/ Q.A.: Basic Journal-ism: Tips for Electronic Publishers

Article Presentation

The format of articles in JEP has changed with this issue, and the change is generally for the better. The old format, exemplified by A Model for Cost Allocation and Pricing in the Internet, suffered from text overload — that wall-to-wall text effect again — and lack of contrast (black type on gray background). Those problems have been addressed in the new format, with narrower columns and black text on a white background. Even narrower columns and a larger point size would make online reading easier, but those changes would consume much more paper for those who print out articles. One solution would be for JEP to offer an additional version of each article designed to be printed out, like Synapse does.

One area the old format excelled in was the use of references and notes. The references not only provided hyperlinks for online readers but also offered quick reference for those who printed articles and read them offline. That's important, because unless articles include strong interactive or multimedia components, more readers are likely to print out articles and read them on paper than read them on screen. As Jakob Nielsen points out, "Reading from computer screens is about 25% slower than reading from paper," because a computer screen has only about one-tenth the resolution of even an inexpensive inkjet printer — and less than one one-hundredth the resolution of a magazine page.[6]

Another good feature of the old JEP format was the inclusion of an abstract at the top of articles. Abstracts help the visitor decide quickly whether an article is worth reading (or printing for offline reading). The use of subheads in both old and new formats is good. As Nielsen notes, "Skimming instead of reading is a fact of the Web and has been confirmed by countless usability studies." [7] Subheads make such skimming easy, as would the addition of a list of hypertext subheads at the top of each article to help visitors zip right to what they're looking for.

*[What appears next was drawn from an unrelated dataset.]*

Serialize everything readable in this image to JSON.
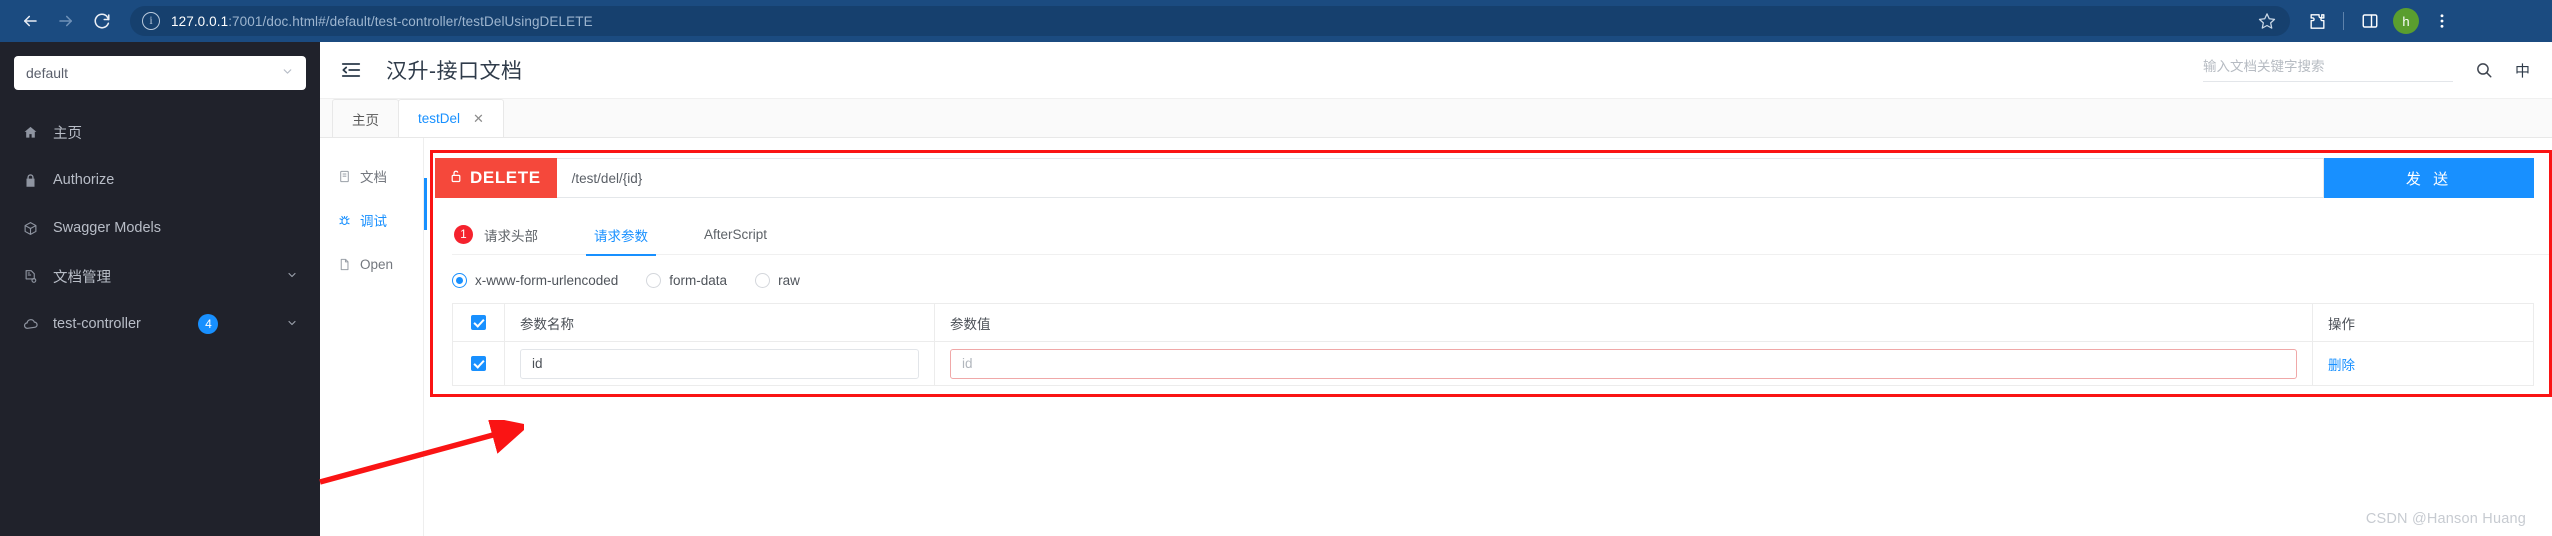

It also would be helpful to include a listing of all links that appear in a piece at the end of each article. Doing so makes it easier for readers to digest the text in one gulp if they are so inclined, then pursue external links later. It's also a courtesy to those who will read the piece offline and want to follow up on one of the hyperlinks without necessarily having to track down the original journal article.